drowning in dribble: flashback to the cotton days of Dem neo-liberalism

We have not heard from one of the older themes of neo-liberalism in a while – so much so that we are in danger of forgetting it. But we shouldn’t, because surely it will come back, bad penny that it is. This is the theme that, as a New York Times story put it in 1992, the accusation that politicians “tell people what they want to hear”.
In 1992, this was a strong theme in the Democratic party. All the young wonks had driven out the bad New Deal relics, and they were ready to tell people what they didn’t want to hear: we couldn’t afford any of that new deal garbage any more!
What we needed to do was freeze the minimum wage, help the “poor” by expanding the earned income tax credit, and wean the middle class from their addiction to “special interest” stuff. All that porkbarrel stuff. All that stuff that the government did – which, tragically, denied the private sector of its opportunity to go in and do a better job of, say, piling up debts so that people ended up serfs off the credit card companies to maintain their lifestyle.
In the context of 1992, the fear that he was "telling people what they wanted to hear" made candidate Bill Clinton jettison his early promise to lower income tax for the middle class, pleasing a now semi-forgotten dweeb named Tsongas, a neo-lib hero who went about telling people not to look at the massive inequality that had resulted in a historic jump in the amount of concentrated wealth at the top – but to look at their own lousy lives, lousy habits, and their freeloading tendencies, and allow politicians to punish them good and proper.
Cause of, uh, the deficit.
That terrrribble deficit.
This fell like music on the ears of the New Democratic wonks. When candidate Clinton was elected president, he even appointed an economist to advise him from the “Progressive Institute”, a dude name Robert Schapiro, whose claim to fame was to dismiss minimum wage raises as old hat. New hate was the kind of negative income tax stuff advocated, in the sixties, by Milton Friedman.
Milton Friedman.
Here’s a coda to this little story of idiocy. In 1994, the economy started picking up again. Very respectable growth. 3 percent. Per capita income was up 1.8. But, economists admitted, “puzzled”, median household income actually fell Gee, how did that happen? Most of the benefits “flowed to the wealthiest Americans.” Everyone, according to the Times, was puzzled. Peace. Prosperity. “The numbers may help explain voter discontent that threatens to turn next month’s elections into a nationwide rebellion, despite an expanding economy and relative international peace.”

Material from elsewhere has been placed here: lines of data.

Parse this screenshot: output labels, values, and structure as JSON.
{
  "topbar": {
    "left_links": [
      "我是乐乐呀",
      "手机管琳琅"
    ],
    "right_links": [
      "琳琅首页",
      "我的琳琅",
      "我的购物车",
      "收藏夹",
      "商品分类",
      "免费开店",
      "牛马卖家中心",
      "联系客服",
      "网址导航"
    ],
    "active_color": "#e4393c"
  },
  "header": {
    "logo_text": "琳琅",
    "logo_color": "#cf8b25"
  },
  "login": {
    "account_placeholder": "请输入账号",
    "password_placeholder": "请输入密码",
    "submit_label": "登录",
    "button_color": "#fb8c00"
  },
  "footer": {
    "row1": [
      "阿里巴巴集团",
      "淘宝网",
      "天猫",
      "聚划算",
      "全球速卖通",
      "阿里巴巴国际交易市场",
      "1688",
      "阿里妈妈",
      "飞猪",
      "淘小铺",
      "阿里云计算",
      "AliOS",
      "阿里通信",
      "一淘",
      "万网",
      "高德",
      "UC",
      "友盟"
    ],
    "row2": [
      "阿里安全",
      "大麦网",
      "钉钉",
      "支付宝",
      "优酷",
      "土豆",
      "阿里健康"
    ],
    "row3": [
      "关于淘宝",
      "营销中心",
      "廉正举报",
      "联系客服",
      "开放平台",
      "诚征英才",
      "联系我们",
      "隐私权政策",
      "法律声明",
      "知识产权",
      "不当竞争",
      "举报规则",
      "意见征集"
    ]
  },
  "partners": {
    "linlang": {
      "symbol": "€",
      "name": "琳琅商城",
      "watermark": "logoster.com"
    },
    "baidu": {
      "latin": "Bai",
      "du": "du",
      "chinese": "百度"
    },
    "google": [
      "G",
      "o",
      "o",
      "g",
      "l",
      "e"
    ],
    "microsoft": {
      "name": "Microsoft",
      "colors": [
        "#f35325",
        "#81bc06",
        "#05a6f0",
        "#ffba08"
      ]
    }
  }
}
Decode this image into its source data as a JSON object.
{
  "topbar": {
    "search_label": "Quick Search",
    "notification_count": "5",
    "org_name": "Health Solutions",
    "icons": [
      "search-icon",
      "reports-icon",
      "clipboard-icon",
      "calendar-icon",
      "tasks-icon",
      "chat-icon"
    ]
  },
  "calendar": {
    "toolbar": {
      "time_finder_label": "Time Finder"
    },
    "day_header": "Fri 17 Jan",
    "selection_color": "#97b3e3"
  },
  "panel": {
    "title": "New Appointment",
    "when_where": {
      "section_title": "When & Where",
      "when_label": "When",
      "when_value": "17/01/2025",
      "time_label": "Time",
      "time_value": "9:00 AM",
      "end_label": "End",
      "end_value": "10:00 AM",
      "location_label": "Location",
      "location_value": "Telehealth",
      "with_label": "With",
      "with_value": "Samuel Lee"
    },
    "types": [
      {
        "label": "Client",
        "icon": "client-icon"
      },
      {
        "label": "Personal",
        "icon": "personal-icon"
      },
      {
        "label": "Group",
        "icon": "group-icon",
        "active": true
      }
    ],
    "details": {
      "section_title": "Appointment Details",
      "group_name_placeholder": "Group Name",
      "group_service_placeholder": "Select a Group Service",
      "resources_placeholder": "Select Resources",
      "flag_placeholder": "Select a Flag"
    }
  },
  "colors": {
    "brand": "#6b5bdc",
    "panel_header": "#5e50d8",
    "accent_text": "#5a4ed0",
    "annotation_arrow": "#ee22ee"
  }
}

The election of 1994 sealed the deal, as the GOP romped, with their contract for America, while the Dems went down, holding the line on not "telling people what they wanted". The Clintonites decided in the aftermath to double down – helping the “poor” and preaching the doctrine that the middle class would be best helped by the private sector. The inequality of 1993 exploded. But for a while, the business cycle lifted the working class - the median income set.
Ah, the "poor". How did the "poor" figure into all this.
This concern for the poor sounds morally astute. But in fact it is sociologically dumb. It is no coincidence that the neo-libs went on about the poor even as the plutocrats cleaned up. Because this moral crusade is sociologically dumb: the “poor” are not a class in the usual sense. People who are middle class go into and out of poverty. And the poor aren’t the beggars on corners, but the part time workers at Amazon. Poor doesn't describe a position in the system of production of the capitalist economy, because that would, uh, reminds us that the workers make the wealth. The rhetoric around the “poor” is used, consistently, by neo-libs to bash socialist policies like free tuition at public colleges and universities. This, we are told, only helps the “middle class”. By such dribble the supposed parties of the “left” have been drowned.
The recent article by Joe Lieberman, of all rotten people, is a reminder of what that politics was about. For Lieberman, Ocasio-Cortez is a great threat to our republic, a politician who just “tells people what they want to hear.” And we can’t have that!
It does look like there is a blue wave coming. I fear, however, that it will dissipate in the kind of puddles of dribble that Dem honchos have favored since the 90s. I fear there will be more talk about the deficit than about inequality. Let's hope that the old fossile neo-libs don't crawl over Dem politicos, cause if they do, we really are doomed.